  • 2005 (10th, 487 attempts): 68.1 percent (Smith 150, Colbert 55)
  • 2007 (9th, 451 attempts): 74.8 percent (Smith 148, King 80)
  • 2008 (6th, 504 attempts): 72.9 percent (Smith 129, Muhammad 107)
  • 2009 (2nd, 525 attempts): 67.3 percent (Smith 129, Muhammad 89)
  • 2011 (1st, 546 attempts): 59.6 percent (Decker 96, D. Thomas 70)
  • 2012 (9th, 481 attempts): 79.4 percent (D. Thomas 143, Decker 122)

So, where does Marshall lose value?

The top target of Fox’s passing offenses averaged 133.9 targets per year, while the second most targeted player averaged 89.

Marshall has averaged 154 targets over the last three seasons.

As you can see above, there are only three seasons in which Fox’s teams had two receivers targeted 100 times or more.

The Marshall/Jeffery tag team accounted for 47.8 percent of targets. Meanwhile, in four of the seven seasons in which Fox’s teams ranked in the top 10 in rush attempts, the top two pass catchers accounted for 46 percent or less of the targets.

If trends stay true for Fox moving forward, Marshall would’ve been nothing more than a luxury item. One that came with a hefty price tag and cap number.

For all intents and purposes, the Bears are replacing Marshall with a younger, cheaper model in Jeffery.

The challenge for GM Ryan Pace isn’t replacing Marshall’s production. Heck, it isn’t even replacing Jeffery’s production.

What’s on Pace’s plate moving forward is a challenge to find more targets in an attempt to create balance in a passing attack that was predictable in 2014.

Luckily for Pace, the Bears already have a quality pass catching tight end in Martellus Bennett, so that solves a portion of the equation. Now, to find someone who is as good as Muhsin Muhammad or Eric Decker without having to pay through the nose. At minimum, find someone better than Keary Colbert.

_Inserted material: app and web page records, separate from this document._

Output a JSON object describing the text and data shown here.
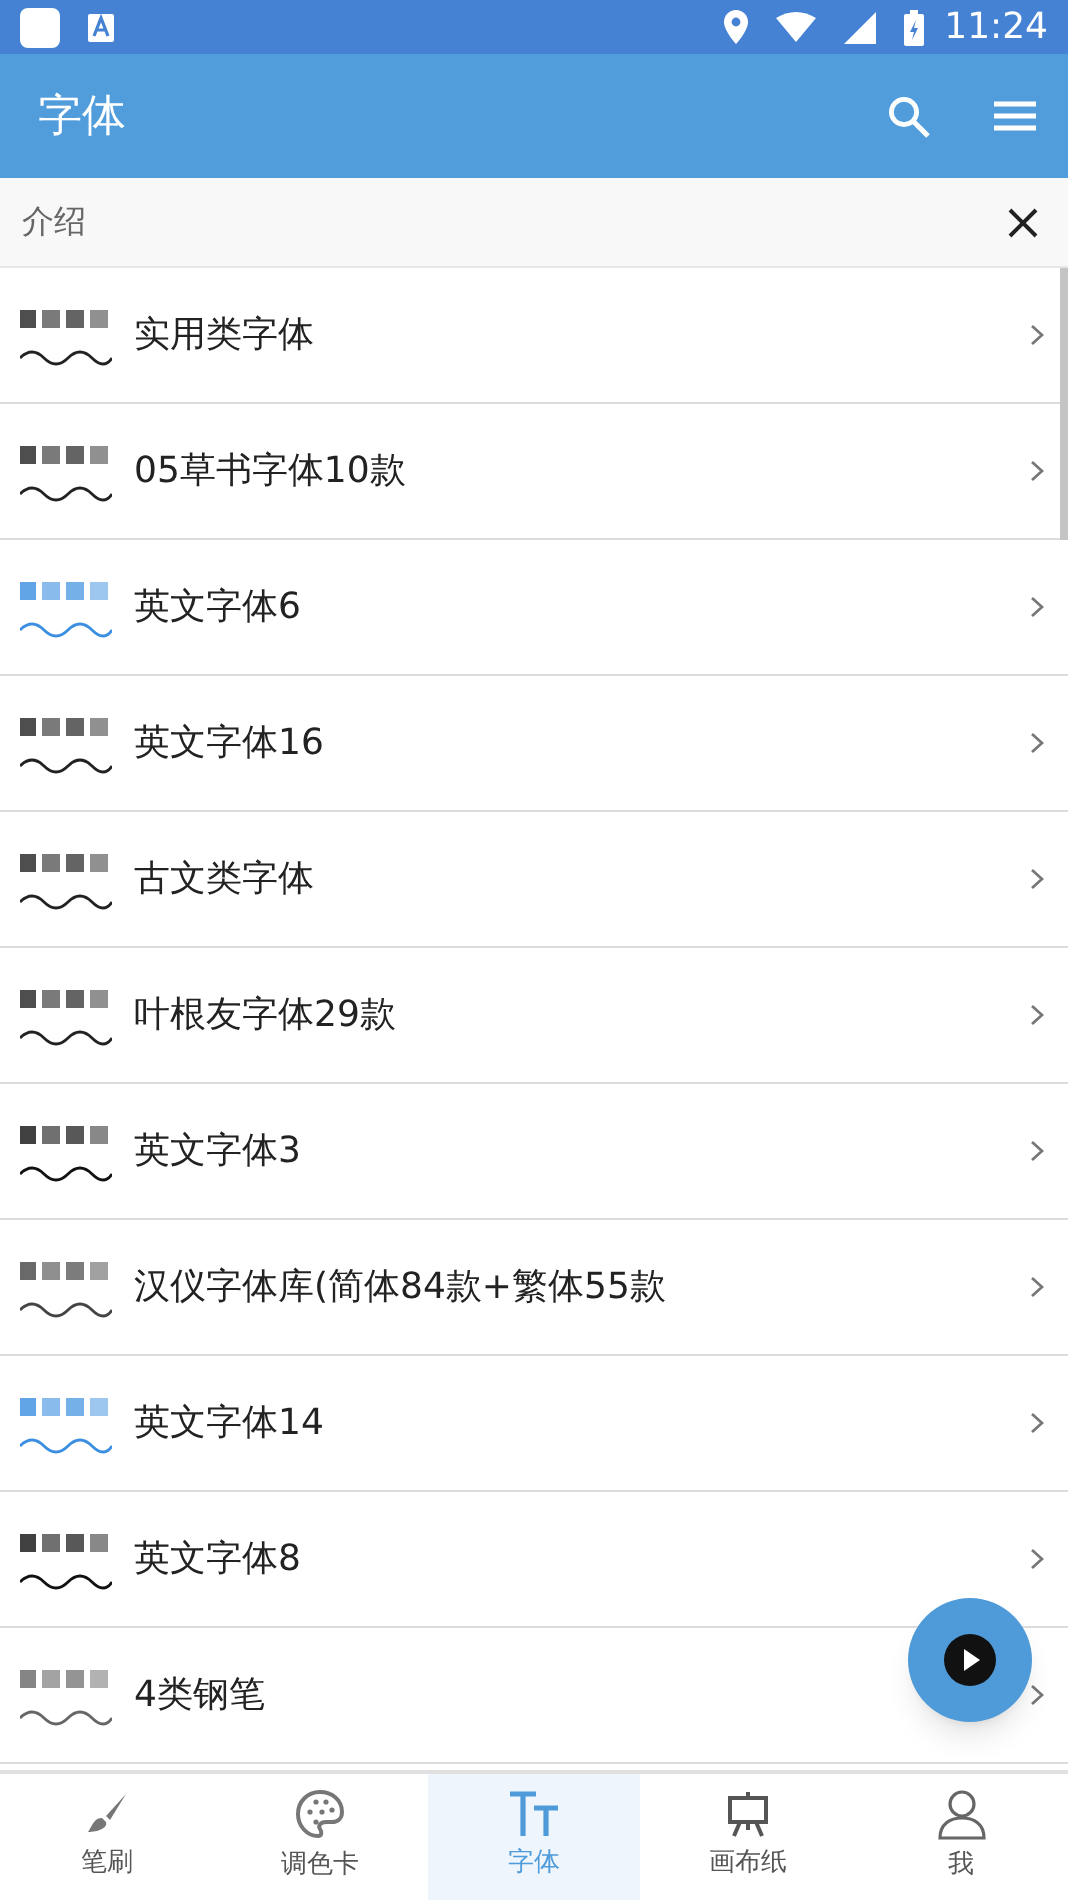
{
  "status_bar": {
    "time": "11:24"
  },
  "app_bar": {
    "title": "字体"
  },
  "search": {
    "value": "介绍"
  },
  "fonts": [
    {
      "name": "实用类字体",
      "kind": "picture"
    },
    {
      "name": "05草书字体10款",
      "kind": "picture"
    },
    {
      "name": "英文字体6",
      "kind": "picture"
    },
    {
      "name": "英文字体16",
      "kind": "picture"
    },
    {
      "name": "古文类字体",
      "kind": "picture"
    },
    {
      "name": "叶根友字体29款",
      "kind": "picture"
    },
    {
      "name": "英文字体3",
      "kind": "picture"
    },
    {
      "name": "汉仪字体库(简体84款+繁体55款",
      "kind": "picture"
    },
    {
      "name": "英文字体14",
      "kind": "picture"
    },
    {
      "name": "英文字体8",
      "kind": "picture"
    },
    {
      "name": "4类钢笔",
      "kind": "picture"
    }
  ],
  "tabs": [
    {
      "label": "笔刷",
      "kind": "brush",
      "selected": false
    },
    {
      "label": "调色卡",
      "kind": "palette",
      "selected": false
    },
    {
      "label": "字体",
      "kind": "font",
      "selected": true
    },
    {
      "label": "画布纸",
      "kind": "easel",
      "selected": false
    },
    {
      "label": "我",
      "kind": "person",
      "selected": false
    }
  ]
}
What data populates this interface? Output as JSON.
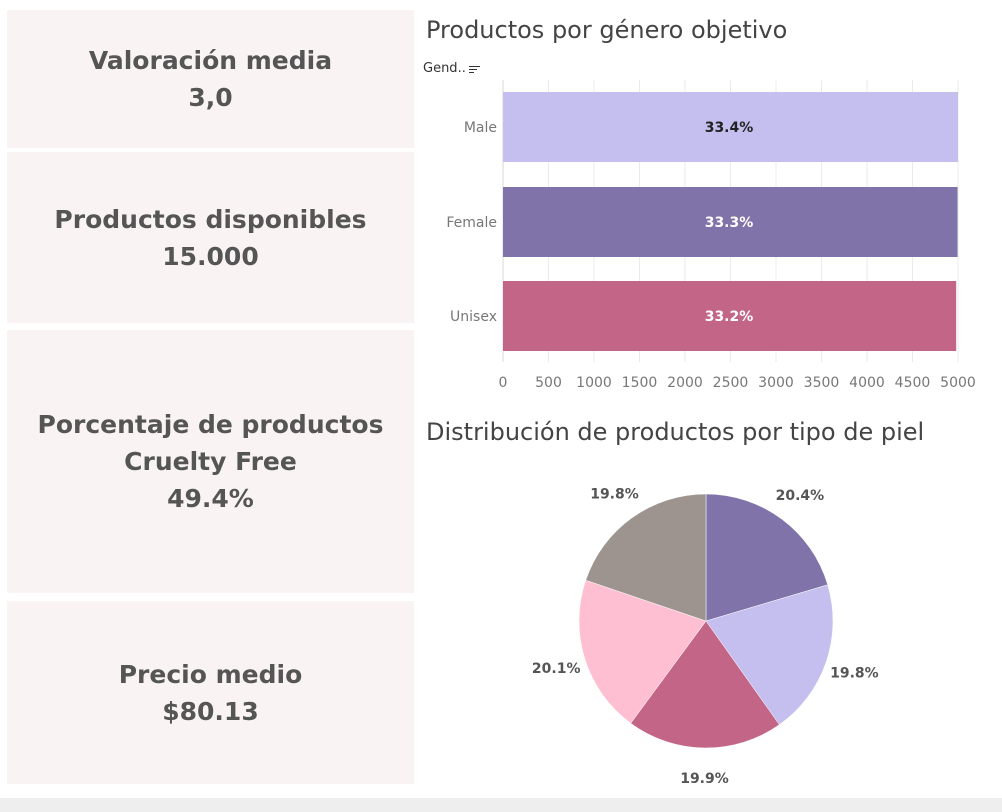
{
  "kpis": [
    {
      "label": "Valoración media",
      "value": "3,0"
    },
    {
      "label": "Productos disponibles",
      "value": "15.000"
    },
    {
      "label": "Porcentaje de productos\nCruelty Free",
      "value": "49.4%"
    },
    {
      "label": "Precio medio",
      "value": "$80.13"
    }
  ],
  "bar_header": "Gend..",
  "colors": {
    "male": "#c5bff0",
    "female": "#8073a9",
    "unisex": "#c36586",
    "pie_grey": "#9d938f",
    "pie_pink": "#ffbfd2",
    "card_bg": "#f9f3f3"
  },
  "chart_data": [
    {
      "type": "bar",
      "orientation": "horizontal",
      "title": "Productos por género objetivo",
      "categories": [
        "Male",
        "Female",
        "Unisex"
      ],
      "values": [
        5010,
        4995,
        4980
      ],
      "labels": [
        "33.4%",
        "33.3%",
        "33.2%"
      ],
      "colors": [
        "#c5bff0",
        "#8073a9",
        "#c36586"
      ],
      "label_colors": [
        "#222222",
        "#ffffff",
        "#ffffff"
      ],
      "xlim": [
        0,
        5000
      ],
      "xticks": [
        0,
        500,
        1000,
        1500,
        2000,
        2500,
        3000,
        3500,
        4000,
        4500,
        5000
      ],
      "grid": true
    },
    {
      "type": "pie",
      "title": "Distribución de productos por tipo de piel",
      "values": [
        20.4,
        19.8,
        19.9,
        20.1,
        19.8
      ],
      "labels": [
        "20.4%",
        "19.8%",
        "19.9%",
        "20.1%",
        "19.8%"
      ],
      "colors": [
        "#8073a9",
        "#c5bff0",
        "#c36586",
        "#ffbfd2",
        "#9d938f"
      ]
    }
  ]
}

In a later post, we’ll dive into maximizing the last two year’s of Cutler’s contract — starting with the 2015 season.